Parliamentary sketch – Fruitcakes to the fore

Posted on: 16th May 2013

Have the loonies finally taken over the asylum?  We’ll find out in the coming days…

I am asked what I think about the re-election of a Cornwall Councillor who, apparently, holds the view that disabled children should be “put down”?  Of course, it is possible that many of those who voted for him weren’t aware of his real views – this sometimes happens!

If there were a campaign to treat tiresome old bigots in the same way as this particular councillor proposes that disabled children should be treated then it’s possible he may begin to understand the offence he has caused?  I don’t think the penny has dropped yet.

Meanwhile, Parliament has enjoyed its eccentric highlight of the year – the pomp and pageantry of the State Opening and The Queen’s speech.  (In spite of her being the Duke of Cornwall’s mother it seems The Queen was unaware that this event clashed with Helston Flora Day. I have forgiven Her Royal Highness and explained I was in Helston!)

The State Opening saw the usual marching up and down and slamming doors in people’s faces etc.  One thing you might not know is that Government Ministers have to work hard to a very strict deadline to finalise Her Majesty’s words.  That’s because the speech has to be written out on goat’s skin, and it takes a few days to dry!

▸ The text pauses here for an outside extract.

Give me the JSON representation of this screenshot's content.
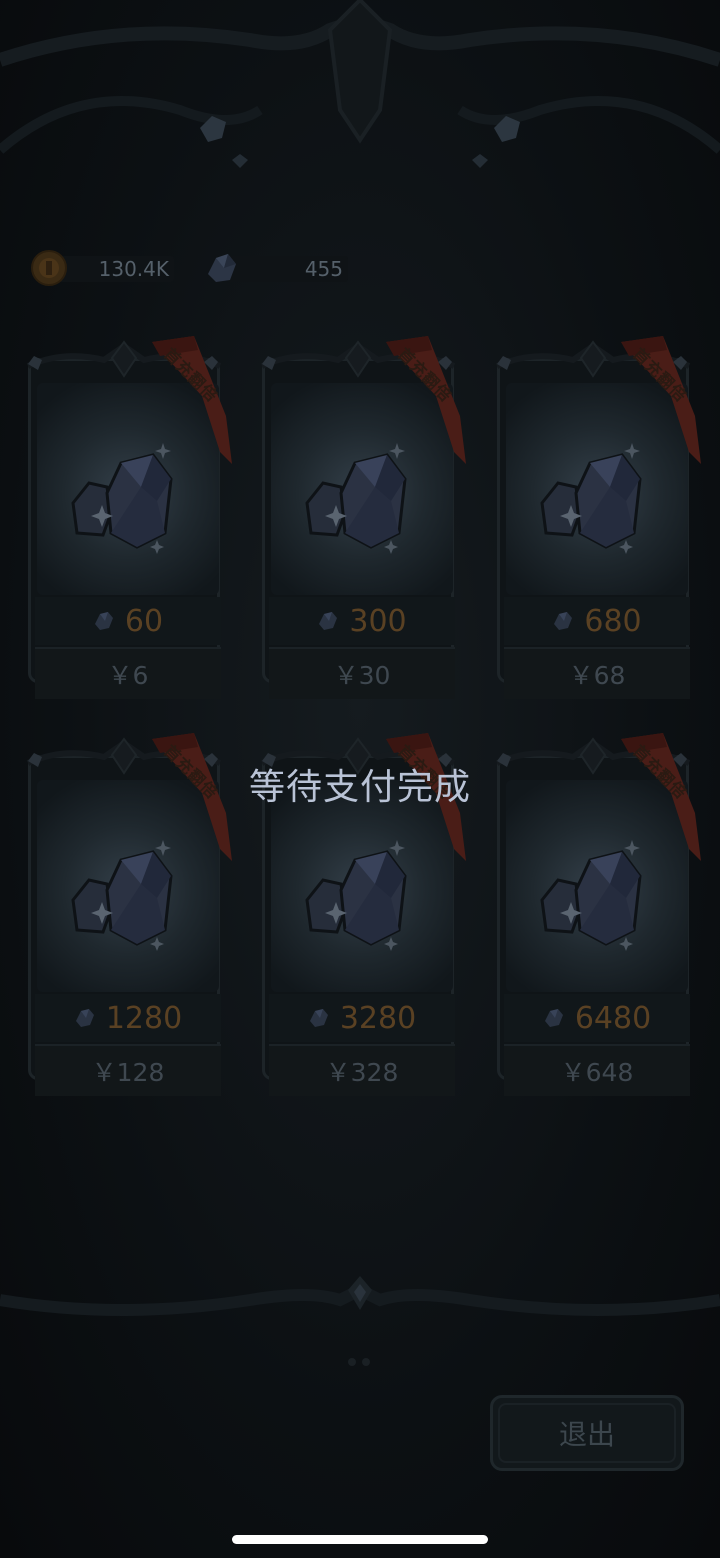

Perhaps the Prime Minister should write all of his policy ideas down on goat skin to allow them a few days to dry before having them announced to the world.  It would give him time to carefully reflect.  A Party he recently dismissed as “fruitcakes, loonies and closet racists” has benefitted from a recent swing in popularity and has the PM panicking.

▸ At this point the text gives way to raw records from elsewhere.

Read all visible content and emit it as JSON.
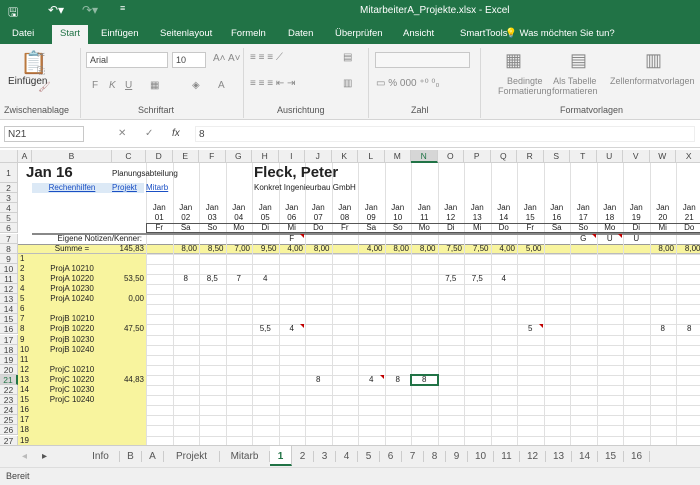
{
  "title": "MitarbeiterA_Projekte.xlsx - Excel",
  "ribbon_tabs": [
    "Datei",
    "Start",
    "Einfügen",
    "Seitenlayout",
    "Formeln",
    "Daten",
    "Überprüfen",
    "Ansicht",
    "SmartTools"
  ],
  "tell_me": "Was möchten Sie tun?",
  "ribbon": {
    "paste": "Einfügen",
    "font": "Arial",
    "size": "10",
    "bold": "F",
    "italic": "K",
    "underline": "U",
    "cond_format_1": "Bedingte",
    "cond_format_2": "Formatierung",
    "as_table_1": "Als Tabelle",
    "as_table_2": "formatieren",
    "cell_styles": "Zellenformatvorlagen",
    "groups": [
      "Zwischenablage",
      "Schriftart",
      "Ausrichtung",
      "Zahl",
      "Formatvorlagen"
    ]
  },
  "formula_bar": {
    "name_box": "N21",
    "fx": "fx",
    "value": "8"
  },
  "columns": [
    "A",
    "B",
    "C",
    "D",
    "E",
    "F",
    "G",
    "H",
    "I",
    "J",
    "K",
    "L",
    "M",
    "N",
    "O",
    "P",
    "Q",
    "R",
    "S",
    "T",
    "U",
    "V",
    "W",
    "X"
  ],
  "selected": {
    "col": "N",
    "row": 21
  },
  "cells": [
    {
      "ref": "B1",
      "v": "Jan 16",
      "s": "big"
    },
    {
      "ref": "C1",
      "v": "Planungsabteilung"
    },
    {
      "ref": "H1",
      "v": "Fleck, Peter",
      "s": "big"
    },
    {
      "ref": "B2",
      "v": "Rechenhilfen",
      "s": "link"
    },
    {
      "ref": "C2",
      "v": "Projekt",
      "s": "link"
    },
    {
      "ref": "C2b",
      "v": "Mitarb",
      "s": "link"
    },
    {
      "ref": "H2",
      "v": "Konkret Ingenieurbau GmbH"
    },
    {
      "ref": "C7",
      "v": "Eigene Notizen/Kenner:",
      "a": "r"
    },
    {
      "ref": "B8",
      "v": "Summe =",
      "a": "c"
    },
    {
      "ref": "C8",
      "v": "145,83",
      "a": "r"
    },
    {
      "ref": "I7",
      "v": "F",
      "a": "c"
    },
    {
      "ref": "T7",
      "v": "G",
      "a": "c"
    },
    {
      "ref": "U7",
      "v": "U",
      "a": "c"
    },
    {
      "ref": "V7",
      "v": "U",
      "a": "c"
    },
    {
      "ref": "E8",
      "v": "8,00",
      "a": "r"
    },
    {
      "ref": "F8",
      "v": "8,50",
      "a": "r"
    },
    {
      "ref": "G8",
      "v": "7,00",
      "a": "r"
    },
    {
      "ref": "H8",
      "v": "9,50",
      "a": "r"
    },
    {
      "ref": "I8",
      "v": "4,00",
      "a": "r"
    },
    {
      "ref": "J8",
      "v": "8,00",
      "a": "r"
    },
    {
      "ref": "L8",
      "v": "4,00",
      "a": "r"
    },
    {
      "ref": "M8",
      "v": "8,00",
      "a": "r"
    },
    {
      "ref": "N8",
      "v": "8,00",
      "a": "r"
    },
    {
      "ref": "O8",
      "v": "7,50",
      "a": "r"
    },
    {
      "ref": "P8",
      "v": "7,50",
      "a": "r"
    },
    {
      "ref": "Q8",
      "v": "4,00",
      "a": "r"
    },
    {
      "ref": "R8",
      "v": "5,00",
      "a": "r"
    },
    {
      "ref": "W8",
      "v": "8,00",
      "a": "r"
    },
    {
      "ref": "X8",
      "v": "8,00",
      "a": "r"
    },
    {
      "ref": "B10",
      "v": "ProjA 10210",
      "a": "c"
    },
    {
      "ref": "B11",
      "v": "ProjA 10220",
      "a": "c"
    },
    {
      "ref": "B12",
      "v": "ProjA 10230",
      "a": "c"
    },
    {
      "ref": "B13",
      "v": "ProjA 10240",
      "a": "c"
    },
    {
      "ref": "B15",
      "v": "ProjB 10210",
      "a": "c"
    },
    {
      "ref": "B16",
      "v": "ProjB 10220",
      "a": "c"
    },
    {
      "ref": "B17",
      "v": "ProjB 10230",
      "a": "c"
    },
    {
      "ref": "B18",
      "v": "ProjB 10240",
      "a": "c"
    },
    {
      "ref": "B20",
      "v": "ProjC 10210",
      "a": "c"
    },
    {
      "ref": "B21",
      "v": "ProjC 10220",
      "a": "c"
    },
    {
      "ref": "B22",
      "v": "ProjC 10230",
      "a": "c"
    },
    {
      "ref": "B23",
      "v": "ProjC 10240",
      "a": "c"
    },
    {
      "ref": "C11",
      "v": "53,50",
      "a": "r"
    },
    {
      "ref": "C13",
      "v": "0,00",
      "a": "r"
    },
    {
      "ref": "C16",
      "v": "47,50",
      "a": "r"
    },
    {
      "ref": "C21",
      "v": "44,83",
      "a": "r"
    },
    {
      "ref": "E11",
      "v": "8",
      "a": "c"
    },
    {
      "ref": "F11",
      "v": "8,5",
      "a": "c"
    },
    {
      "ref": "G11",
      "v": "7",
      "a": "c"
    },
    {
      "ref": "H11",
      "v": "4",
      "a": "c"
    },
    {
      "ref": "O11",
      "v": "7,5",
      "a": "c"
    },
    {
      "ref": "P11",
      "v": "7,5",
      "a": "c"
    },
    {
      "ref": "Q11",
      "v": "4",
      "a": "c"
    },
    {
      "ref": "H16",
      "v": "5,5",
      "a": "c"
    },
    {
      "ref": "I16",
      "v": "4",
      "a": "c"
    },
    {
      "ref": "R16",
      "v": "5",
      "a": "c"
    },
    {
      "ref": "W16",
      "v": "8",
      "a": "c"
    },
    {
      "ref": "X16",
      "v": "8",
      "a": "c"
    },
    {
      "ref": "J21",
      "v": "8",
      "a": "c"
    },
    {
      "ref": "L21",
      "v": "4",
      "a": "c"
    },
    {
      "ref": "M21",
      "v": "8",
      "a": "c"
    },
    {
      "ref": "N21",
      "v": "8",
      "a": "c"
    }
  ],
  "comments": [
    "I7",
    "T7",
    "U7",
    "I16",
    "R16",
    "L21"
  ],
  "day_numbers": [
    "01",
    "02",
    "03",
    "04",
    "05",
    "06",
    "07",
    "08",
    "09",
    "10",
    "11",
    "12",
    "13",
    "14",
    "15",
    "16",
    "17",
    "18",
    "19",
    "20",
    "21"
  ],
  "weekdays": [
    "Fr",
    "Sa",
    "So",
    "Mo",
    "Di",
    "Mi",
    "Do",
    "Fr",
    "Sa",
    "So",
    "Mo",
    "Di",
    "Mi",
    "Do",
    "Fr",
    "Sa",
    "So",
    "Mo",
    "Di",
    "Mi",
    "Do"
  ],
  "month": "Jan",
  "sheet_tabs": [
    "Info",
    "B",
    "A",
    "Projekt",
    "Mitarb",
    "1",
    "2",
    "3",
    "4",
    "5",
    "6",
    "7",
    "8",
    "9",
    "10",
    "11",
    "12",
    "13",
    "14",
    "15",
    "16"
  ],
  "active_sheet": "1",
  "status": "Bereit"
}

When you can’t cope with things at home it helps to blame an enemy abroad. The sages on Conservative benches walk corridors shaking their heads, mumbling that the party is being led by “swivel-eyed” backbenchers who “love banging on about Europe”!

It would of course be sensible to have an intelligent debate about Britain’s relationship with Europe. Though to do this in a state of panic and on the basis of an ill-considered initiative would be unwise.  The clearly unsatisfactory nature of many of the European institutions, allegations of corruption and unaccountability and the unacceptable micromanagement from an over centralised Europe are all matters that deserve calm debate. A debate in the British tradition of considered reflection as we allow time for the ink to dry between exchanges…


Andrew George

MP for the West Cornwall &

Isles of Scilly constituency of St Ives

14th May 2013